But coconut—the whole coconut!—has a long and tasty culinary tradition in Southeast Asia, and there’s way more to love about this fruit than just one refined product. It’s creamy and delicious, versatile from savory to sweet, and yes, an option if you’re gluten- or dairy-free. Plus, Hawaiian cuisine is totally happening right now, and what would tiki drinks, chicken curry, or butter mochi cake be without it?! Here are a few of our favorite ways to work with coconut—that you can genuinely consider healthy.
Toasty granola: ¼ cup (½ oz/15 g) of unsweetened coconut flakes provide 8 percent of your daily fiber. Toss them with oats and seeds and toast until golden and fragrant. Sprinkle granola over your Greek yogurt in the morning, and pile on fresh blueberries.
Tropical smoothies: 1 cup (8 fl oz/250 ml) unsweetened coconut water serves up 12 percent of your daily potassium needs, and only about 2 teaspoons of sugar. Use it as the liquid to loosen your morning drink, and jam in sunny fruit, like mango and pineapple. Plus, it’s the classic choice for a cool blue açai bowl.
Fragrant soups & spicy curries: Coconut milk is a pretty lightly processed food, made from grating the flesh, combining it with water, and then straining. The result is incredibly rich and creamy, but can pack calories and fat. But you don’t need to tip in a whole can, and you can substitute lite coconut milk, which brings the flavor at a third of the fat. Use it to enrich Thai soups, filled with seafood and veggies, or Indian curries, featuring tender chicken and dark greens.
Creamy coconut rice: Coconut milk makes a pot of rice irresistibly sticky and sweet. Start with short-grain brown rice, and substitute 1 cup (8 fl oz/250 ml) of lite coconut milk for part of the cooking liquid. Add a couple of slices of raw ginger or a few cardamom pods, and you’ll release amazing aromas when you lift the lid.
Sweet treats: Coconut milk is a great non-dairy option for vegans, so long as you keep in mind that it’s higher in calories and fat than other types of milk, like almond and soy. Save it for special occasions and sweet treats, like ice cream, popsicles, and pudding.
Baking swaps: Coconut flour is an intriguing alternative for gluten-free bakers. 2 tablespoons provides 5 g of fiber, 21 percent of your daily value! But again, look out for that fat. Coconut sugar also has a lower glycemic index than refined white sugar, if you’re into alternative sweeteners.
This information is for educational purposes only and is not intended as a substitute for medical diagnosis or treatment.

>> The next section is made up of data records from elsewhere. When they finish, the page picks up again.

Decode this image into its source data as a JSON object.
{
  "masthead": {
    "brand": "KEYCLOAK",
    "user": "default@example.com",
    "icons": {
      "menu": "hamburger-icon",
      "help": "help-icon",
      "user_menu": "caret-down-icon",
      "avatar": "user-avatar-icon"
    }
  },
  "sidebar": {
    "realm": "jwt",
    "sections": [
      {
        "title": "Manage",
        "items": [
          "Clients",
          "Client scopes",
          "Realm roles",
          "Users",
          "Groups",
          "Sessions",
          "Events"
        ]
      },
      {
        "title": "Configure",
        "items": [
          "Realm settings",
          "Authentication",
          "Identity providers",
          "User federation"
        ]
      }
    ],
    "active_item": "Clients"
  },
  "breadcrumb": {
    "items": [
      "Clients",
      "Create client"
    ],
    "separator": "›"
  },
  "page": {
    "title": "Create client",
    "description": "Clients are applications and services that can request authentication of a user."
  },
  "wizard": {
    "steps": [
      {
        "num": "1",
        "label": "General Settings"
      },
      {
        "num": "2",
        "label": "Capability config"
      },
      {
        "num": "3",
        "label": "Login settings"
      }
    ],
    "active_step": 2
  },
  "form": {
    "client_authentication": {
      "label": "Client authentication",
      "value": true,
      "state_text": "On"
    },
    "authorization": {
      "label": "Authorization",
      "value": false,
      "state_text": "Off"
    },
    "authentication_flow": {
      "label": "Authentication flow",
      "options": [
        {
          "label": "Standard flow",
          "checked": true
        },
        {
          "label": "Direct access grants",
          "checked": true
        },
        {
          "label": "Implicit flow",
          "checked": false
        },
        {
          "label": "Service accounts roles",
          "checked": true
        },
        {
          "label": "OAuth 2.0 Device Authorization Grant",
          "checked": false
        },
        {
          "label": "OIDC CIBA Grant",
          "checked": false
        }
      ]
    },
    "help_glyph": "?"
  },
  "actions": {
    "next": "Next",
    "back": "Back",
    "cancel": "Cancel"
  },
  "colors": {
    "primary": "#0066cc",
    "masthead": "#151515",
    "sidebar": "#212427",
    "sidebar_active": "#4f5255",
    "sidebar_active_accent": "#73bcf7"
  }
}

You should not use this information to diagnose or treat a health problem or condition. Always check with your doctor before changing your diet, altering your sleep habits, taking supplements, or starting a new fitness routine.